Extracted information:
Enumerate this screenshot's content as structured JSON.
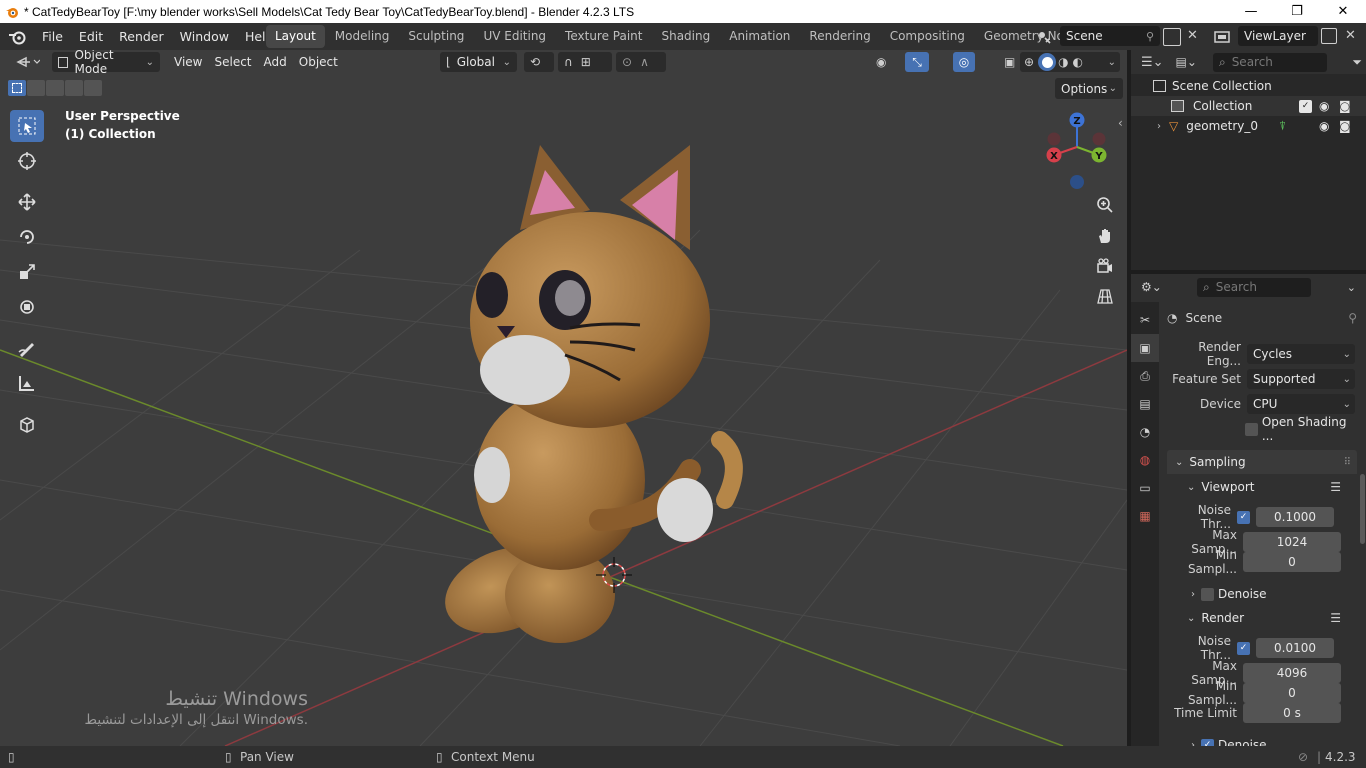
{
  "window": {
    "title": "* CatTedyBearToy [F:\\my blender works\\Sell Models\\Cat Tedy Bear Toy\\CatTedyBearToy.blend] - Blender 4.2.3 LTS",
    "minimize": "—",
    "maximize": "❐",
    "close": "✕"
  },
  "menu": [
    "File",
    "Edit",
    "Render",
    "Window",
    "Help"
  ],
  "workspaces": [
    "Layout",
    "Modeling",
    "Sculpting",
    "UV Editing",
    "Texture Paint",
    "Shading",
    "Animation",
    "Rendering",
    "Compositing",
    "Geometry Nodes"
  ],
  "active_workspace": "Layout",
  "scene": {
    "name": "Scene",
    "view_layer": "ViewLayer"
  },
  "viewport": {
    "mode": "Object Mode",
    "menus": [
      "View",
      "Select",
      "Add",
      "Object"
    ],
    "transform_orientation": "Global",
    "options_label": "Options",
    "info_line1": "User Perspective",
    "info_line2": "(1) Collection",
    "gizmo": {
      "x": "X",
      "y": "Y",
      "z": "Z"
    }
  },
  "activation": {
    "line1": "تنشيط Windows",
    "line2": "انتقل إلى الإعدادات لتنشيط Windows."
  },
  "outliner": {
    "search_placeholder": "Search",
    "root": "Scene Collection",
    "collection": "Collection",
    "object": "geometry_0"
  },
  "properties": {
    "search_placeholder": "Search",
    "context": "Scene",
    "render_engine_label": "Render Eng...",
    "render_engine": "Cycles",
    "feature_set_label": "Feature Set",
    "feature_set": "Supported",
    "device_label": "Device",
    "device": "CPU",
    "open_shading": "Open Shading ...",
    "sampling": "Sampling",
    "viewport": {
      "title": "Viewport",
      "noise_label": "Noise Thr...",
      "noise": "0.1000",
      "max_label": "Max Samp...",
      "max": "1024",
      "min_label": "Min Sampl...",
      "min": "0",
      "denoise": "Denoise"
    },
    "render": {
      "title": "Render",
      "noise_label": "Noise Thr...",
      "noise": "0.0100",
      "max_label": "Max Samp...",
      "max": "4096",
      "min_label": "Min Sampl...",
      "min": "0",
      "time_label": "Time Limit",
      "time": "0 s",
      "denoise": "Denoise"
    }
  },
  "status": {
    "pan": "Pan View",
    "context": "Context Menu",
    "version": "4.2.3"
  }
}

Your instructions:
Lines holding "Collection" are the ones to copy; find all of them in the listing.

Written solution:
    "info_line2": "(1) Collection",
    "root": "Scene Collection",
    "collection": "Collection",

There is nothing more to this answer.